Industrial Real Estate Developments

Tavistock seeks entitlement change to allow multi-family at industrial-focused Infinity Park

Only a few parcels remain within the 206-acre Infinity Park mixed-use district, and some are too small to accommodate a large-scale industrial user.

Infinity Park — a 200-acre cluster of parcels in Orlando’s tourism district that was originally intended as a business park for industrial development — is quickly running out of room for warehouses, office and retail space.

Now the property owner, Tavistock Development Company, is seeking a land-use change that will allow people to one day call the area home.
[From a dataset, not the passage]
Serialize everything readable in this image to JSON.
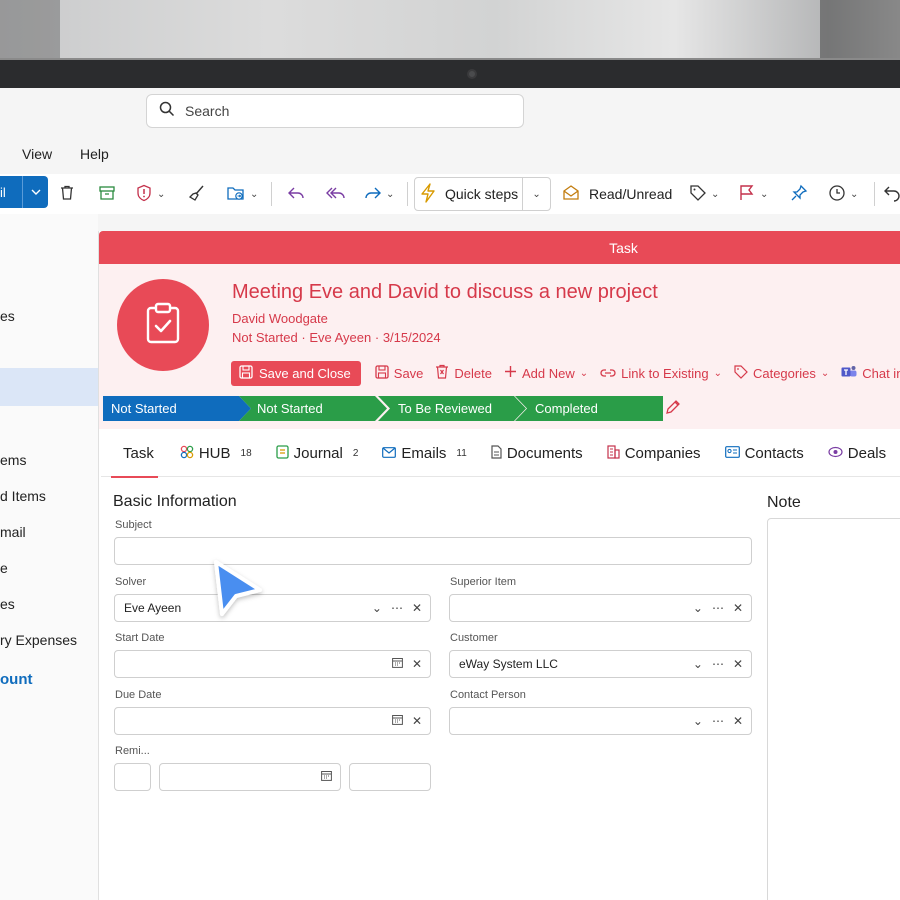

The company ― which has transformed Orlando’s Lake Nona community into one of the hottest residential markets in Central Florida — has filed a request to Orange County requesting a change to entitlements to allow for the construction of as many as 750 multi-family units within Infinity Park.

“We’ve maximized what we could do in that area with industrial,” Karlee Kunkle, the company’s senior communications manager, told GrowthSpotter. “We are just putting ourselves in position where if we want to (put apartments there) in the future we can.”


Located on John Young Pkway, three miles from the Orange County Convention Center, Infinity Park sits between two corporate business office parks.

To the north and on the opposite side of John Young Pkwy: the South Park Center fills 162 acres with 1.54 million square feet of office space. To the south: the Southridge Commerce Park includes 12 buildings covering 1.2 million square feet.

Within Infinity Park, Tavistock has entitlements for 4.5 million square feet.

Thus far, the developer has built out or has approval for 1.8 million square feet, leaving a balance of roughly 2.7 million square feet.

The 1.8 million of spent entitlements includes an industrial and office building currently on site, along with the approval for two more warehouses, two more office buildings, and an additional retail building. Tavistok also has an entitlement on the land for a120-room hotel, but there are no current plans to build one, according to Tavistock.

Tavistock has partnered with McRaney Property Company on the Infinity Park development. The company, which has an Orlando office, completed and delivered Infinity Park 800 and 900 — fully leased — to FedEx and Frito-Lay in 2021.

That achievement earned the park its second NAIOP Best of the Best award for top industrial project. FedEx’s occupancy of over 433,000 s.f. marked the largest move-in of the year.

In 2019, Orange Lake Resort, the parent company of the Holiday Inn Club Vacations brand, moved its corporate headquarters to Infinity Park.


Sprawled across a 240,000 square-foot campus, the space has capacity for 2,100 employees. A second building is under construction, according to Tavistock.

With so many employees working in Infinity Park and with so much growth happening around it, Tavistock would like to one day be able to add apartments to the mix.

“At the moment there are not any entitlements for multifamily at Infinity Park,” Kunkle said. “There’s a lot happening, and while multi family is not currently a use, it makes sense considering how much that side of town is growing.”

It also makes sense, Kunkle said, since there’s not a lot of space left in Infinity Park for future industrial use.

Infinity Park is located in Orlando's tourism corridor, roughly 3 miles from the Orange County Convention Center.

“I would say based on how the land is laid out and the different parcels there wouldn’t be room to do any more industrial than we are already doing,” she said.

There are not any current plans to build an apartment in Infinity Park, and it has not yet been determined where on the site a multi-family project would go, Kunkle said.


Their first step is to get the zoning change approved. The proposal is on the agenda of the April 20 meeting of the Orange County Technical Review Group.

Tavistock is also in the midst of trying to secure additional entitlements for property it owns in Lake Nona, including an allowance to build an extra 7,225 housing units, on top of the 13,592 currently approved for the area.

The developer is also seeking new entitlements for Lake Nona in order to lure more retail options and corporations, particularly within the aviation and aerospace sector.

Lake Nona got an economic boost in 2021 when Walt Disney World secured 60 acres of land to build office space for roughly 2,000 employees.

Have a tip about Central Florida development? Contact me at (407)420-5058 or, or tweet me at @DustinWyattGS. Follow GrowthSpotter on Facebook, Twitter and LinkedIn.